Thursday, January 25, 2007
'Every Bible is the flawed work of human hands.'
Anthony Grafton reviews "In the Beginning," an exhibition of ancient Bibles at the Smithsonian that ended a few weeks ago, and its companion book, In the Beginning: Bibles Before the Year 1000, for the New Republic. His essay offers a good summary of what the history of the Bible reveals:
The Bible, in some general sense, may well be the Word of God. That is not a scholarly question. But the materials collected in this show and in its book make clear, beyond any possibility of mistake or confusion, that no single Bible in any language represents that Word without error or impurity. Every Bible we have — in Armenian or Latin, Greek or Hebrew — is the flawed work of human hands. Every one of them derives from beautiful but imperfect handwritten books like those displayed here, many of which, perhaps most, omit verses and texts that a modern American would normally expect to find. Only by reading each version — sometimes, each of the many versions of a version — in context can we see what they meant to their creators. . . .
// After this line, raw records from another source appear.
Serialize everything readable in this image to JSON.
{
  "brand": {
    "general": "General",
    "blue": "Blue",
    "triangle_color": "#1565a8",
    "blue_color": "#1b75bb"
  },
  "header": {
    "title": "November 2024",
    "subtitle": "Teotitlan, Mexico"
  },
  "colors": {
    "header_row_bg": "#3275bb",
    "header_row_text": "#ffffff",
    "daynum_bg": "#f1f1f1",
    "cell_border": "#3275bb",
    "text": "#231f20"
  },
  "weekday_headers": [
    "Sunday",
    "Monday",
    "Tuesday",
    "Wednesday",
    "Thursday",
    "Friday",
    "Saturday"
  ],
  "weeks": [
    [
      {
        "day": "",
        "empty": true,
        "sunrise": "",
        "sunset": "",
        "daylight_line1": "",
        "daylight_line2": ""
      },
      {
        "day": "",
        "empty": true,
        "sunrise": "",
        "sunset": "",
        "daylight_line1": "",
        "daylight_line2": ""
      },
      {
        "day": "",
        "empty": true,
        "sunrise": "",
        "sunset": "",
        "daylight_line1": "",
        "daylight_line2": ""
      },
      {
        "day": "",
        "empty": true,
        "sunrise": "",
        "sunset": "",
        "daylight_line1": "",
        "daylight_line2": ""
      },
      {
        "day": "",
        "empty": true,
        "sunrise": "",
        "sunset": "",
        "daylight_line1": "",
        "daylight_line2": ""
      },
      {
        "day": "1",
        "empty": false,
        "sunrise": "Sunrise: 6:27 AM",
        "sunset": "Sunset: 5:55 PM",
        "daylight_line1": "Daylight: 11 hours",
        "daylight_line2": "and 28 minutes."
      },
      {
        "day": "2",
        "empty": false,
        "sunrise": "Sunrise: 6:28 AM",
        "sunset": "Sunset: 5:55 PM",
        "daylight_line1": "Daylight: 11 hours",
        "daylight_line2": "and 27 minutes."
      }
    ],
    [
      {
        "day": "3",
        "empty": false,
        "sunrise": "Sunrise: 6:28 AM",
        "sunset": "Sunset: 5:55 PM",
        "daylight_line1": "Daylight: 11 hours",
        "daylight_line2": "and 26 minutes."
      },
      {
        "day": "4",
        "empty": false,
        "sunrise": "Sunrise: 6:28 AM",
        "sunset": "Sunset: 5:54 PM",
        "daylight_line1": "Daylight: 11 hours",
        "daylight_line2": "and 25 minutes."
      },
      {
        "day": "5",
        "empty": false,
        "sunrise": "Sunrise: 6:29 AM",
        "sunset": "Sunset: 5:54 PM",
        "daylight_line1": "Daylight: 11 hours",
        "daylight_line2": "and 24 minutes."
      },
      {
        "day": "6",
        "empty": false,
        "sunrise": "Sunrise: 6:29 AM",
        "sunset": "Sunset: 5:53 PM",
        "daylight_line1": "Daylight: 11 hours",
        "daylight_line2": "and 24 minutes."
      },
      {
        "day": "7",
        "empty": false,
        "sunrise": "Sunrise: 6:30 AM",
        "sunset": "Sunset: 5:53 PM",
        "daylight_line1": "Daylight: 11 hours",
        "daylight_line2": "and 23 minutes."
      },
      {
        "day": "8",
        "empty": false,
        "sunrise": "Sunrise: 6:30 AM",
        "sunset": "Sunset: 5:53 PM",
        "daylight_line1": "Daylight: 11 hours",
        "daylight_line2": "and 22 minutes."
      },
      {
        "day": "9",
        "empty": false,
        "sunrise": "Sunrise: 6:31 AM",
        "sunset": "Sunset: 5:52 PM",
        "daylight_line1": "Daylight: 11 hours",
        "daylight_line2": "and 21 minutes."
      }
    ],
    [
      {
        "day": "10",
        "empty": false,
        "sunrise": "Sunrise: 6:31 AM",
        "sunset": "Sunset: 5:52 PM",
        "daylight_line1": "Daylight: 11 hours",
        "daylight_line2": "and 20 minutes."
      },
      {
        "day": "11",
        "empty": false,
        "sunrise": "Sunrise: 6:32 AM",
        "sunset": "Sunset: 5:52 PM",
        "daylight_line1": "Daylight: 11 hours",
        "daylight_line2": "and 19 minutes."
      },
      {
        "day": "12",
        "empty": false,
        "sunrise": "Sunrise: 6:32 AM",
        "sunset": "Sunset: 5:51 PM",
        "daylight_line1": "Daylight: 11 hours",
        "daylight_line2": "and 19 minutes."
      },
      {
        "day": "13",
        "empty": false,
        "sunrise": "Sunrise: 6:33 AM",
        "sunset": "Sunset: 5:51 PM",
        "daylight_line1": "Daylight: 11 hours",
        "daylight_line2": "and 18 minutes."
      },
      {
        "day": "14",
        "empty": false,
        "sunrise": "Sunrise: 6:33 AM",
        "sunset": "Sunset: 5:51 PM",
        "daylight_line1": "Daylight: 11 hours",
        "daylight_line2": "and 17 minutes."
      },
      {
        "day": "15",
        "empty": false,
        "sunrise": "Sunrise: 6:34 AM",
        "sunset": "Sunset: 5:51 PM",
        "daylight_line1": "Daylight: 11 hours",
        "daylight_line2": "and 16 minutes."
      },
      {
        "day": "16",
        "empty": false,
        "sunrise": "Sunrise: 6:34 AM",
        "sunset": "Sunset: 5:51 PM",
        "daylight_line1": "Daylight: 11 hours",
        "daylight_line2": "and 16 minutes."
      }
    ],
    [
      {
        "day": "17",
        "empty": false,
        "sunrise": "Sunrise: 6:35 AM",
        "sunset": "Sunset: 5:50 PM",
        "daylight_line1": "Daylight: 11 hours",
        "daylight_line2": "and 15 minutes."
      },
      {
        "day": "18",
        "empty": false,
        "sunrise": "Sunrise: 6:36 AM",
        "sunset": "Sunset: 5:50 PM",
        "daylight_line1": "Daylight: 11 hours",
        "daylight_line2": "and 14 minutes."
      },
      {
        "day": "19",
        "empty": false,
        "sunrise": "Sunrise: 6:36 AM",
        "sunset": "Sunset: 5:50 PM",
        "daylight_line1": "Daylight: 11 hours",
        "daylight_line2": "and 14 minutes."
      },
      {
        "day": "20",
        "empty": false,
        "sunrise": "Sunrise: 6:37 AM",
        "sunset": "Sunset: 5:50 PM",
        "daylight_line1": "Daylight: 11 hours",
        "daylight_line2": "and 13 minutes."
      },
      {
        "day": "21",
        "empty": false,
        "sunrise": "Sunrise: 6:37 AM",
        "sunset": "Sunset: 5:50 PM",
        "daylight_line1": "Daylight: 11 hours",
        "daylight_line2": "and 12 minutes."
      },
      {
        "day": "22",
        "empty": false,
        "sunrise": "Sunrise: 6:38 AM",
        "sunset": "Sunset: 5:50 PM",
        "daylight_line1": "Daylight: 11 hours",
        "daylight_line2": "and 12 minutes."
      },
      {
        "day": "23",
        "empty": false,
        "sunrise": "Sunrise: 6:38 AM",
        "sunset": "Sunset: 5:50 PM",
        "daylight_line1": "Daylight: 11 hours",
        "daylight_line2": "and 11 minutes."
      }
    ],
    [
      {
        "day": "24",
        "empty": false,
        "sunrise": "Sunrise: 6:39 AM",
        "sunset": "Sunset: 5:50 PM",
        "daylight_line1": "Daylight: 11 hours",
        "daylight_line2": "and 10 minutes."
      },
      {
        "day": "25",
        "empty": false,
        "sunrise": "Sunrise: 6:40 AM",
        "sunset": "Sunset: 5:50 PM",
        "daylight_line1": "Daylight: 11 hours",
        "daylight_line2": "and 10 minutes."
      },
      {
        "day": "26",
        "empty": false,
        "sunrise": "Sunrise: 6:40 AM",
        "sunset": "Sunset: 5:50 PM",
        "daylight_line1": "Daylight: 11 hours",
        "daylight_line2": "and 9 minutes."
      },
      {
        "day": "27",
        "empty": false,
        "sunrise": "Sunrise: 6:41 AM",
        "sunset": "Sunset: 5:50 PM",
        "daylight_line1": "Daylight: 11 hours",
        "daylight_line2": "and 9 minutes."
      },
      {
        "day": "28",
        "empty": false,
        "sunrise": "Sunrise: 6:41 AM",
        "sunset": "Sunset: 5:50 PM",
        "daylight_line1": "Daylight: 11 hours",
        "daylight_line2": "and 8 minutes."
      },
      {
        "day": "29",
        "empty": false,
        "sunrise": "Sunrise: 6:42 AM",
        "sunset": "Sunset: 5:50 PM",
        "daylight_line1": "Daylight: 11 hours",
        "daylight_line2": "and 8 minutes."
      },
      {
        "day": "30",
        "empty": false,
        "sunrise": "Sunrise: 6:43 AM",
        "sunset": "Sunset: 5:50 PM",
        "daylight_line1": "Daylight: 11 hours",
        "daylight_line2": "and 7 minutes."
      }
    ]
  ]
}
The only reason to believe that a particular Christian (or Hebrew) Bible represents the Truth is that it supports beliefs drawn from other sources of conviction. To say this is not to attack religion or to say anything against the power and the glory of the Bible. On the contrary, it is to appreciate more fully how much the Bible meant to the men and women — Jewish and Christian, Eastern and Western — who first wrote its books, and their successors through the centuries, who read them and reproduced them with a care and an artistry that are foreign to our own civilization.
(Anthony Grafton, "Getting the Word out," New Republic 1.22.07, reg req'd)
Related: Back in 2002, I wrote a post on why Unitarian Universalists ought to take the Bible more seriously. See also John Buehrens's essay, "Why bother with the Bible?" (UU World, July/August 2003).
Copyright © 2007 by Philocrites | Posted 25 January 2007 at 8:01 AM